Start of Block

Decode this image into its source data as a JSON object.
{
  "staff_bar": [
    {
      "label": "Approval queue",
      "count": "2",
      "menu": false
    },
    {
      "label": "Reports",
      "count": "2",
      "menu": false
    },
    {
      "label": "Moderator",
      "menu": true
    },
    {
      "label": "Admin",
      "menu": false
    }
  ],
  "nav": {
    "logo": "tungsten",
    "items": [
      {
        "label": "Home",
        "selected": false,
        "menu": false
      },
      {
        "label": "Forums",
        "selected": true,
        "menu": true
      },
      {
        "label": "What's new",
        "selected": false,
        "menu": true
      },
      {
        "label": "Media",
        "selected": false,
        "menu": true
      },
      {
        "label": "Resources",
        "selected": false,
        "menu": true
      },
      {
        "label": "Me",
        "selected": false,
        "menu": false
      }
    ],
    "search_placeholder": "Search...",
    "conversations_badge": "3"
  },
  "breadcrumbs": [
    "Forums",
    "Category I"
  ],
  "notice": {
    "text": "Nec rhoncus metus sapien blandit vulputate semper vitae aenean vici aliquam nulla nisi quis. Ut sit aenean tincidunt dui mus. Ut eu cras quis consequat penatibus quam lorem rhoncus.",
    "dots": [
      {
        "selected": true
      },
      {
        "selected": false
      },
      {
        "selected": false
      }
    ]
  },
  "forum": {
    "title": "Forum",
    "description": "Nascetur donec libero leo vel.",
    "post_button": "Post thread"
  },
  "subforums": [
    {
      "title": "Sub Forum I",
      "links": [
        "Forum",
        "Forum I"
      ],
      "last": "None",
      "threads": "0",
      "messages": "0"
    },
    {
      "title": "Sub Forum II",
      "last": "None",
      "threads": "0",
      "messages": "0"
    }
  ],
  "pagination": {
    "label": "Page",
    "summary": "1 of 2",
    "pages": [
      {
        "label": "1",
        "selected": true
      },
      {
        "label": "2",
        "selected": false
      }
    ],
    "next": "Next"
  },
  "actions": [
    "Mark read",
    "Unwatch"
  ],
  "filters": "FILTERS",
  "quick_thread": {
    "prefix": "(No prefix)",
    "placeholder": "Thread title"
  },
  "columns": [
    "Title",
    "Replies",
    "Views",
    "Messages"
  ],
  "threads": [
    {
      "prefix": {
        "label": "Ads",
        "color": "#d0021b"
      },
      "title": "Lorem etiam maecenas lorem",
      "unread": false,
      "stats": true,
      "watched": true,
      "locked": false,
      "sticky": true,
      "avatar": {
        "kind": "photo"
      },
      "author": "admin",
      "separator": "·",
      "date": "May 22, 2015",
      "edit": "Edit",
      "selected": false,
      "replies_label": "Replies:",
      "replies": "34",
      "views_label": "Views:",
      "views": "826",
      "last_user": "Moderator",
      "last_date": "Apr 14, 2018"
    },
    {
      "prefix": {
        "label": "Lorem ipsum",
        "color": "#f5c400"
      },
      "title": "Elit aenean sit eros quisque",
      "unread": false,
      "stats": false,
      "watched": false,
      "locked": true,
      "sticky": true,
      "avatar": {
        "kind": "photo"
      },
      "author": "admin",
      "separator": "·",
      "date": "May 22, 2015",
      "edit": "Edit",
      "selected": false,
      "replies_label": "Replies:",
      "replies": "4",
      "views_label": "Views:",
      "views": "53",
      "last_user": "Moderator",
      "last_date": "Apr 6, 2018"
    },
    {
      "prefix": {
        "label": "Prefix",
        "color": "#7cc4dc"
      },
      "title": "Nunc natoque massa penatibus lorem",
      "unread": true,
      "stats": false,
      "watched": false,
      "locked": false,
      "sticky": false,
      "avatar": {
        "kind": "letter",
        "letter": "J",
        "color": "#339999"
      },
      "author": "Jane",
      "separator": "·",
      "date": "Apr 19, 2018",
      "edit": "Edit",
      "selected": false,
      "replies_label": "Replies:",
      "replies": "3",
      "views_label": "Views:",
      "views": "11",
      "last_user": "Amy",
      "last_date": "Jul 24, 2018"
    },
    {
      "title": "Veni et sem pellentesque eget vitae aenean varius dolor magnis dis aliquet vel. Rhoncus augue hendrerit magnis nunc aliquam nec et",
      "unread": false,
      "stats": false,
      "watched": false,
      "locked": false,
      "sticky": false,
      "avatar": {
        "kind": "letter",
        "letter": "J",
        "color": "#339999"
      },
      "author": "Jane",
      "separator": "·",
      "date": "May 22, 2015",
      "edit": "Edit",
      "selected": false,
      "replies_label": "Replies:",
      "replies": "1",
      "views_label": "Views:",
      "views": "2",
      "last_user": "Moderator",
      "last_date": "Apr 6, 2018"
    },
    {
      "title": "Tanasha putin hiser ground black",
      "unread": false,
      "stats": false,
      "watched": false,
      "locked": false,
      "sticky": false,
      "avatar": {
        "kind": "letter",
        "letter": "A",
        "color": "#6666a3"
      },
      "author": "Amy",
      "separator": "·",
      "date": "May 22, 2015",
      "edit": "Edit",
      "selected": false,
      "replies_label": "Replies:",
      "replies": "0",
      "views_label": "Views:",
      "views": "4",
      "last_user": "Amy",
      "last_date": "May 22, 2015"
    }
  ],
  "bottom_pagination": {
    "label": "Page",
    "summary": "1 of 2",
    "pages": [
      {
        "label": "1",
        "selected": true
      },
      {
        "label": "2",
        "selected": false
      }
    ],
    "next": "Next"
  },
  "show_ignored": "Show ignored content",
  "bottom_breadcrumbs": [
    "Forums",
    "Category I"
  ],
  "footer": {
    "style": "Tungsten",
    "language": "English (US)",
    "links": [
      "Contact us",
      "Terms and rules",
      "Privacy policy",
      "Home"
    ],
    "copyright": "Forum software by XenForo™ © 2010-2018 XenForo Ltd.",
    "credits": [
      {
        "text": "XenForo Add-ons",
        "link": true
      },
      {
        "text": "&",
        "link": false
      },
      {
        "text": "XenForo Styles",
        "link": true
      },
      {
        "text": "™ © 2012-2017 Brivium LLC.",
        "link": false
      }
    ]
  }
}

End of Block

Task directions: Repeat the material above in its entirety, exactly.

Solved exercise:
Decode this image into its source data as a JSON object.
{
  "staff_bar": [
    {
      "label": "Approval queue",
      "count": "2",
      "menu": false
    },
    {
      "label": "Reports",
      "count": "2",
      "menu": false
    },
    {
      "label": "Moderator",
      "menu": true
    },
    {
      "label": "Admin",
      "menu": false
    }
  ],
  "nav": {
    "logo": "tungsten",
    "items": [
      {
        "label": "Home",
        "selected": false,
        "menu": false
      },
      {
        "label": "Forums",
        "selected": true,
        "menu": true
      },
      {
        "label": "What's new",
        "selected": false,
        "menu": true
      },
      {
        "label": "Media",
        "selected": false,
        "menu": true
      },
      {
        "label": "Resources",
        "selected": false,
        "menu": true
      },
      {
        "label": "Me",
        "selected": false,
        "menu": false
      }
    ],
    "search_placeholder": "Search...",
    "conversations_badge": "3"
  },
  "breadcrumbs": [
    "Forums",
    "Category I"
  ],
  "notice": {
    "text": "Nec rhoncus metus sapien blandit vulputate semper vitae aenean vici aliquam nulla nisi quis. Ut sit aenean tincidunt dui mus. Ut eu cras quis consequat penatibus quam lorem rhoncus.",
    "dots": [
      {
        "selected": true
      },
      {
        "selected": false
      },
      {
        "selected": false
      }
    ]
  },
  "forum": {
    "title": "Forum",
    "description": "Nascetur donec libero leo vel.",
    "post_button": "Post thread"
  },
  "subforums": [
    {
      "title": "Sub Forum I",
      "links": [
        "Forum",
        "Forum I"
      ],
      "last": "None",
      "threads": "0",
      "messages": "0"
    },
    {
      "title": "Sub Forum II",
      "last": "None",
      "threads": "0",
      "messages": "0"
    }
  ],
  "pagination": {
    "label": "Page",
    "summary": "1 of 2",
    "pages": [
      {
        "label": "1",
        "selected": true
      },
      {
        "label": "2",
        "selected": false
      }
    ],
    "next": "Next"
  },
  "actions": [
    "Mark read",
    "Unwatch"
  ],
  "filters": "FILTERS",
  "quick_thread": {
    "prefix": "(No prefix)",
    "placeholder": "Thread title"
  },
  "columns": [
    "Title",
    "Replies",
    "Views",
    "Messages"
  ],
  "threads": [
    {
      "prefix": {
        "label": "Ads",
        "color": "#d0021b"
      },
      "title": "Lorem etiam maecenas lorem",
      "unread": false,
      "stats": true,
      "watched": true,
      "locked": false,
      "sticky": true,
      "avatar": {
        "kind": "photo"
      },
      "author": "admin",
      "separator": "·",
      "date": "May 22, 2015",
      "edit": "Edit",
      "selected": false,
      "replies_label": "Replies:",
      "replies": "34",
      "views_label": "Views:",
      "views": "826",
      "last_user": "Moderator",
      "last_date": "Apr 14, 2018"
    },
    {
      "prefix": {
        "label": "Lorem ipsum",
        "color": "#f5c400"
      },
      "title": "Elit aenean sit eros quisque",
      "unread": false,
      "stats": false,
      "watched": false,
      "locked": true,
      "sticky": true,
      "avatar": {
        "kind": "photo"
      },
      "author": "admin",
      "separator": "·",
      "date": "May 22, 2015",
      "edit": "Edit",
      "selected": false,
      "replies_label": "Replies:",
      "replies": "4",
      "views_label": "Views:",
      "views": "53",
      "last_user": "Moderator",
      "last_date": "Apr 6, 2018"
    },
    {
      "prefix": {
        "label": "Prefix",
        "color": "#7cc4dc"
      },
      "title": "Nunc natoque massa penatibus lorem",
      "unread": true,
      "stats": false,
      "watched": false,
      "locked": false,
      "sticky": false,
      "avatar": {
        "kind": "letter",
        "letter": "J",
        "color": "#339999"
      },
      "author": "Jane",
      "separator": "·",
      "date": "Apr 19, 2018",
      "edit": "Edit",
      "selected": false,
      "replies_label": "Replies:",
      "replies": "3",
      "views_label": "Views:",
      "views": "11",
      "last_user": "Amy",
      "last_date": "Jul 24, 2018"
    },
    {
      "title": "Veni et sem pellentesque eget vitae aenean varius dolor magnis dis aliquet vel. Rhoncus augue hendrerit magnis nunc aliquam nec et",
      "unread": false,
      "stats": false,
      "watched": false,
      "locked": false,
      "sticky": false,
      "avatar": {
        "kind": "letter",
        "letter": "J",
        "color": "#339999"
      },
      "author": "Jane",
      "separator": "·",
      "date": "May 22, 2015",
      "edit": "Edit",
      "selected": false,
      "replies_label": "Replies:",
      "replies": "1",
      "views_label": "Views:",
      "views": "2",
      "last_user": "Moderator",
      "last_date": "Apr 6, 2018"
    },
    {
      "title": "Tanasha putin hiser ground black",
      "unread": false,
      "stats": false,
      "watched": false,
      "locked": false,
      "sticky": false,
      "avatar": {
        "kind": "letter",
        "letter": "A",
        "color": "#6666a3"
      },
      "author": "Amy",
      "separator": "·",
      "date": "May 22, 2015",
      "edit": "Edit",
      "selected": false,
      "replies_label": "Replies:",
      "replies": "0",
      "views_label": "Views:",
      "views": "4",
      "last_user": "Amy",
      "last_date": "May 22, 2015"
    }
  ],
  "bottom_pagination": {
    "label": "Page",
    "summary": "1 of 2",
    "pages": [
      {
        "label": "1",
        "selected": true
      },
      {
        "label": "2",
        "selected": false
      }
    ],
    "next": "Next"
  },
  "show_ignored": "Show ignored content",
  "bottom_breadcrumbs": [
    "Forums",
    "Category I"
  ],
  "footer": {
    "style": "Tungsten",
    "language": "English (US)",
    "links": [
      "Contact us",
      "Terms and rules",
      "Privacy policy",
      "Home"
    ],
    "copyright": "Forum software by XenForo™ © 2010-2018 XenForo Ltd.",
    "credits": [
      {
        "text": "XenForo Add-ons",
        "link": true
      },
      {
        "text": "&",
        "link": false
      },
      {
        "text": "XenForo Styles",
        "link": true
      },
      {
        "text": "™ © 2012-2017 Brivium LLC.",
        "link": false
      }
    ]
  }
}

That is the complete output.